On Saturday, the Pro Football Hall of Fame highlighted one of its great evenings with some excellent speeches from the greats who played or shaped the game, including from one of the game’s all-time great quarterbacks, who brought it all home with an emotional and from-the-hip marathon of reminiscences.
Yesterday, however, was a very different sort of day, and one that should have been full of football rather than controversy, as the organization and the NFL had no choice but to cancel the Hall of Fame Game that should kicked off the year of ‘real football’ between the Colts and the Packers.
The reason was due to the conditions of the field being too poor to ignore in the name of player safety, as, reportedly, the wrong sort of paint was used on the field that caused it to harden in some spots like concrete, which would not allow the spikes of a cleat to penetrate its thickness.
For a couple of members of the Pittsburgh Steelers, past and present, and for their teammates, it was too little, too late, as the team saw two of their players last season go down to significant knee injuries while playing on the same field, and many voice concerns about the condition of the playing surface both before, and certainly after, the game.
In fact, that put the team in quite a bind, as it ended the season of their kicker, Shaun Suisham—and we later learned that it likely ended his career, as well. The Steelers spent the next couple of months scrambling for a kicker, even trading for one and then cutting him during the regular season.
Running back Cameron Stingily also suffered a vicious hit during the game that was exacerbated by the field conditions, forcing his body to be wrenched awkwardly backward. At least for the young man, it did not end his career. He is on the team’s 90-man roster again after, once again, winning a roster spot as a tryout player.
While the league cites safety concerns, it is fair to wonder where such concerns were last year. The porr conditions of Tom Benson Stadium at the Pro Football Hall of Fame have been known for years now, and many regard it as hardly fit to host a football game. That proved true both in theory and practice last night.
Former Colts tight end Jacob Tamme posted on Twitter last night that Suisham’s plight and subsequent advocacy may have played a role in the decision to cancel the game, writing, “Shaun’s work and advocacy [were a] big part of this decision. Took NFL to task over the situation and now player safety wins”.
The NFL should think long and hard over the course of the next year about the future of the Hall of Fame Game, and whether it needs to be held at all.
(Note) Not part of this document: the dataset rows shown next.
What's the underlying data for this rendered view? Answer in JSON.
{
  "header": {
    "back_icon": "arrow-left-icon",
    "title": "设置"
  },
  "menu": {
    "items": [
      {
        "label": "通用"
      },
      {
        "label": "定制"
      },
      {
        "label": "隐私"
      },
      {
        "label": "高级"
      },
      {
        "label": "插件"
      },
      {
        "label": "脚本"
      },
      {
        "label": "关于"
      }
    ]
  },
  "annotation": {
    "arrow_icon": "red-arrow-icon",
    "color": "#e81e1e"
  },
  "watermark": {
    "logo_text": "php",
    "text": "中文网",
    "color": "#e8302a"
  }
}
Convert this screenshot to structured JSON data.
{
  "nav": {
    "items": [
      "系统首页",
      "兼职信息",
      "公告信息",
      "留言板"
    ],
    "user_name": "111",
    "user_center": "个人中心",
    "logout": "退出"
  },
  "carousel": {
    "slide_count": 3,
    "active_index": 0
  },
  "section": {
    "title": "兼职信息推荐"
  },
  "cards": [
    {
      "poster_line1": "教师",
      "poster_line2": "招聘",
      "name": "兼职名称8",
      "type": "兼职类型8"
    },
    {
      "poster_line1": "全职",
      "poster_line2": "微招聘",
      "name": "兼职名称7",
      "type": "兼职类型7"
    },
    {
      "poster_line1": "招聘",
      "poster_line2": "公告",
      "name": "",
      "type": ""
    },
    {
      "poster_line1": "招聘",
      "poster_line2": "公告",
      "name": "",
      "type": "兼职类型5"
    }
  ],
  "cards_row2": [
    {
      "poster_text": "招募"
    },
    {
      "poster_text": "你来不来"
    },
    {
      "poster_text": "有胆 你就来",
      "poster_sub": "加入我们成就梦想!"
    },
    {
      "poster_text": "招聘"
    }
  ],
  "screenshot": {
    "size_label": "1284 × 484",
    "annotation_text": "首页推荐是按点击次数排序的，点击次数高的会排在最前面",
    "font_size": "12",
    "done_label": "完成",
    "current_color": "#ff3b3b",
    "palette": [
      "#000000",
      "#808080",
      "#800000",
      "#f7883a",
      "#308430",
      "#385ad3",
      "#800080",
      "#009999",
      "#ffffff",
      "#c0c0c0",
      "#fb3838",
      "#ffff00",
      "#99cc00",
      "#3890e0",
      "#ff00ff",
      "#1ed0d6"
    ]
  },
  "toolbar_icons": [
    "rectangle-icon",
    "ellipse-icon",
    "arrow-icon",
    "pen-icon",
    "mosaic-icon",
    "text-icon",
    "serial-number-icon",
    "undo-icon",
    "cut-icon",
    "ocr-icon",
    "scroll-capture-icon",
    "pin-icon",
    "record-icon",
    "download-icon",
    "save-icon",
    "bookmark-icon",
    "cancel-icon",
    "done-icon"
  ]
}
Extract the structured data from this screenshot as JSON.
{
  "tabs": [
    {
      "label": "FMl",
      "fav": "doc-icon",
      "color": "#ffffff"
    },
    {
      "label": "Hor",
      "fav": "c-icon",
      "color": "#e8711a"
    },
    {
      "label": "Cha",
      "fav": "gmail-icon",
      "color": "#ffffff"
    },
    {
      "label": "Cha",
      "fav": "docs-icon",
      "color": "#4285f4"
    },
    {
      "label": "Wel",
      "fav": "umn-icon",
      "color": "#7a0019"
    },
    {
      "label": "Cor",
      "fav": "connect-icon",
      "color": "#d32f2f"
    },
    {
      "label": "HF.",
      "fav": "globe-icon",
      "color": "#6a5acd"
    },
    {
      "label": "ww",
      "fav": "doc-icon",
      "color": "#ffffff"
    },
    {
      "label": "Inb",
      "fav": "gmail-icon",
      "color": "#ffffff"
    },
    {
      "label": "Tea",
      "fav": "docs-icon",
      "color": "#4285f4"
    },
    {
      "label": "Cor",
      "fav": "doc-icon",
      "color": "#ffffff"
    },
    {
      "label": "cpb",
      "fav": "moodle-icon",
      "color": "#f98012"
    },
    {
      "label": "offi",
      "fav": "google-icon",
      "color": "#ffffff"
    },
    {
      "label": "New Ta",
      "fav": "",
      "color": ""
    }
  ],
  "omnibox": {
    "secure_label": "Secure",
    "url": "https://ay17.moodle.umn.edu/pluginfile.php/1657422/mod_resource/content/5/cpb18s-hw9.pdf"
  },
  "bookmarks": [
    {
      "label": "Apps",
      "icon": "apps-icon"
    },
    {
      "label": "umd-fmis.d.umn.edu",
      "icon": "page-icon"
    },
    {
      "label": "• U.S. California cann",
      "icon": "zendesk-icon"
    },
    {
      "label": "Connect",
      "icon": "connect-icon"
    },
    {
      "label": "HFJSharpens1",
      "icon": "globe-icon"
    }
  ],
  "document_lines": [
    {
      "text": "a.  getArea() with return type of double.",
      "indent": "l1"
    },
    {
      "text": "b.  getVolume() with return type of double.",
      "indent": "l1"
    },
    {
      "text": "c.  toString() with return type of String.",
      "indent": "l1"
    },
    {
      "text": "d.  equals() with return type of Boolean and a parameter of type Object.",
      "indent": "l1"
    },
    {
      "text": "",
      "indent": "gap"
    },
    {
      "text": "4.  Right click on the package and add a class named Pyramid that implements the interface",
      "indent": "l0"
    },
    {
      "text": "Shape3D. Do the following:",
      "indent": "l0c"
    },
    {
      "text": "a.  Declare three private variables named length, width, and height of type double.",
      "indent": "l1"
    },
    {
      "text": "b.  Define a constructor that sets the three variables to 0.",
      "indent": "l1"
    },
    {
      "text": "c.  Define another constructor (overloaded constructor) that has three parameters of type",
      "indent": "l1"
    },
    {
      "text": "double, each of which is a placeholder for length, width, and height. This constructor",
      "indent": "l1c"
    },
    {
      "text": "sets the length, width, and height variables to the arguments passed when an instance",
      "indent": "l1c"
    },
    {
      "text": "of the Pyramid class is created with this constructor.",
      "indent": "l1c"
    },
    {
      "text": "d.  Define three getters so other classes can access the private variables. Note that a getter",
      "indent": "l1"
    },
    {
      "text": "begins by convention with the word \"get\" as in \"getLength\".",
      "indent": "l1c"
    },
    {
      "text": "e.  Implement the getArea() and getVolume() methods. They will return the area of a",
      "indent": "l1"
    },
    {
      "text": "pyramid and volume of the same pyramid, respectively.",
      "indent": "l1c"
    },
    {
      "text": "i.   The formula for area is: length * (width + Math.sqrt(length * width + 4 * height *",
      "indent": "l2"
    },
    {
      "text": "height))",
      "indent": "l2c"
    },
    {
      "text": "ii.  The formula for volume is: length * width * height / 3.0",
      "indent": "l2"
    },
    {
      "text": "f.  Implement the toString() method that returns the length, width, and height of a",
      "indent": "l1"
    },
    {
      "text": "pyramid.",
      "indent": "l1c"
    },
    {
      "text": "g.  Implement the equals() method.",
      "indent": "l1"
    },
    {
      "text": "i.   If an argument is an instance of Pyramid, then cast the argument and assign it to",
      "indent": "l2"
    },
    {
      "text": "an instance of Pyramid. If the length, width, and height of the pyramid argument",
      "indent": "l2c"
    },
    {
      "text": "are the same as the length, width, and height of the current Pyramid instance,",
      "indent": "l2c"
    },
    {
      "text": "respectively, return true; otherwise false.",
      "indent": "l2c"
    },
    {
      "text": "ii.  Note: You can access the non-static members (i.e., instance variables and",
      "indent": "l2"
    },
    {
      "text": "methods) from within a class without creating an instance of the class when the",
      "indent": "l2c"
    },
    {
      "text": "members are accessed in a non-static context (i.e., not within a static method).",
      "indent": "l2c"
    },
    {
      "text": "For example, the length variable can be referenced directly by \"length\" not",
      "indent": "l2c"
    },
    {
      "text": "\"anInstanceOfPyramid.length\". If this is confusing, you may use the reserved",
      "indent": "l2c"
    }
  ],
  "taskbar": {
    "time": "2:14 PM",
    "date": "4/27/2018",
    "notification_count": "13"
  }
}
Should they be set on continuing to play the game, which is no doubt the case, it is imperative that they find a more suitable venue, or significantly renovate the current one.